With 7 billion people on this planet, it sometimes feels like we are 1 in 7 billion. The feelings of separateness and disconnection are a result of the bigger societies in which we live and easily ingest into our way of living. The truth is, we are all connected and we all crave that connection to what life is. Our spirits thrive when being given love, support and companionship because we are all part of one another experiencing life. Ayurveda connects us to the concept that pure conciousness Purusha and pure matter Prakriti represent the origin of all things. And with the theory of the 5 elements, we come to recognize that we are part of everything that is ether, air, earth, water, and fire. As human beings, we have a great capacity to recognize ourselves in each other. The relationships, we create and nurture in our lives, create opportunities to know ourselves more fully and to learn the lessons of our own personal evolutional.
It is common to perceive good health in terms of diet and exercise and the individual efforts put into bettering ourselves, but there are inklings of our journey that fill the summation of our whole living experience. In Ayurveda, even the subtlest of energies that influence our being are considered important to our health. There are continuous layers in which we can uncover and polish within ourselves and within the world we live. The concept of community and friendship is not often talked about in the context of health. But why? Our very survival once depended on the concept of a tribe working together to survive. That survival in simple context could be understood as a need for food and shelter, but it extended far beyond that. The relationships build amongst the tribe are what sustained the spirit and gave us the deeper nourishment that simple survival lacked. The capacity and ability to share oneself and be truly known by another is, perhaps, an ingredient to health we do not value enough within our modern society. So, the question becomes, "how do we create friendships that nourishes our spirit and sustain the subtle energies within each of us?
Shasta Nelson, a woman I’ve had the pleasure of meeting, dedicates her life’s work to helping others achieve meaningful friendships. She believes in the power of friendship and speaks openly about the health benefits it offers. She writes, “There is hardly anything else in life that impacts us more than our circle of friends. Healthy friendships are said to not only be the number one factor that determines whether women will survive breast cancer, but it also reduces stress, increases happiness, extends longevity, determines whether we'll accomplish our goals, and builds up our immune system. If friendship was every thought to be fluffy and optional, research is coming down on it being one of the most significant things we can do for our health.”
As with anything in life, cultivating a new practice takes time and effort: eating well, exercising, meditating, learning a new skill, etc. Friendship is not something we can rush into with perfection. It is something that requires our time, our attention and our love. Investing our energy in another person does require a commitment to making ourselves available and being present for them, but it also requires that they do the same for us. By being part of a community and having quality friendships, we are gifted the opportunity to share our life and be an important part of someone else’s. I believe that friendship has the power to increase our sense of purpose, add to our sense of happiness, reduce stress, and fortify us during times of challenge. The current of life pulls us through times of great prosperity in every sense of the word, and it drops us at the basis of an ebb without notice. That continuous ebb and flow of life is inevitable and though we manage through it with our own sustenance, the ability to call upon support in good times and bad can help us keep our feet on the ground.

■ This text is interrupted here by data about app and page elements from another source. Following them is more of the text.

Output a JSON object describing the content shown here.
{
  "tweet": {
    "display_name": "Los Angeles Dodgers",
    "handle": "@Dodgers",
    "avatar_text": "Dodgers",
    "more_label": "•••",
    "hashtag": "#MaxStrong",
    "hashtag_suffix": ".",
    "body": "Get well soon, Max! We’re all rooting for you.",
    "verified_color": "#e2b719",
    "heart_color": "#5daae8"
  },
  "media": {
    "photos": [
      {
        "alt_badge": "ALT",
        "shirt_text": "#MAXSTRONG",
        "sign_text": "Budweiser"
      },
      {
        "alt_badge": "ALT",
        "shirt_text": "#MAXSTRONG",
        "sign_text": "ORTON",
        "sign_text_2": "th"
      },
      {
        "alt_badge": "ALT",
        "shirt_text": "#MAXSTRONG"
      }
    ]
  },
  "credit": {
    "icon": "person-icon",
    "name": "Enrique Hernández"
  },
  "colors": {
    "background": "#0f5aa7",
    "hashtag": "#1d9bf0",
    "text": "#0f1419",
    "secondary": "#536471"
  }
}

This week’s focus is about friendship. Who is someone who inspires you to be your best and is there for you no matter what? Dedicate some time this week to making it known, that this person is meaningful to you. Invite them over for a meal, write them a letter, make time for them in your busy schedule. These sacred friendships you have in your life are there for you to nurture. Give yourself to them. By investing your time and energy in those who care for you and bring out the best in you, you will more fully enjoy the best of times and survive the worst of times. The more you put into cultivating healthy friendships, the more you add to the quality of your overall health and happiness. Set aside time for those you treasure. They need to know how important they are and it’s likely you’ll end up knowing how important you are too.
Best Regards to your Health and Happiness,
Megan Fleming for Marin Ayurveda
Ayurvedic Health Educator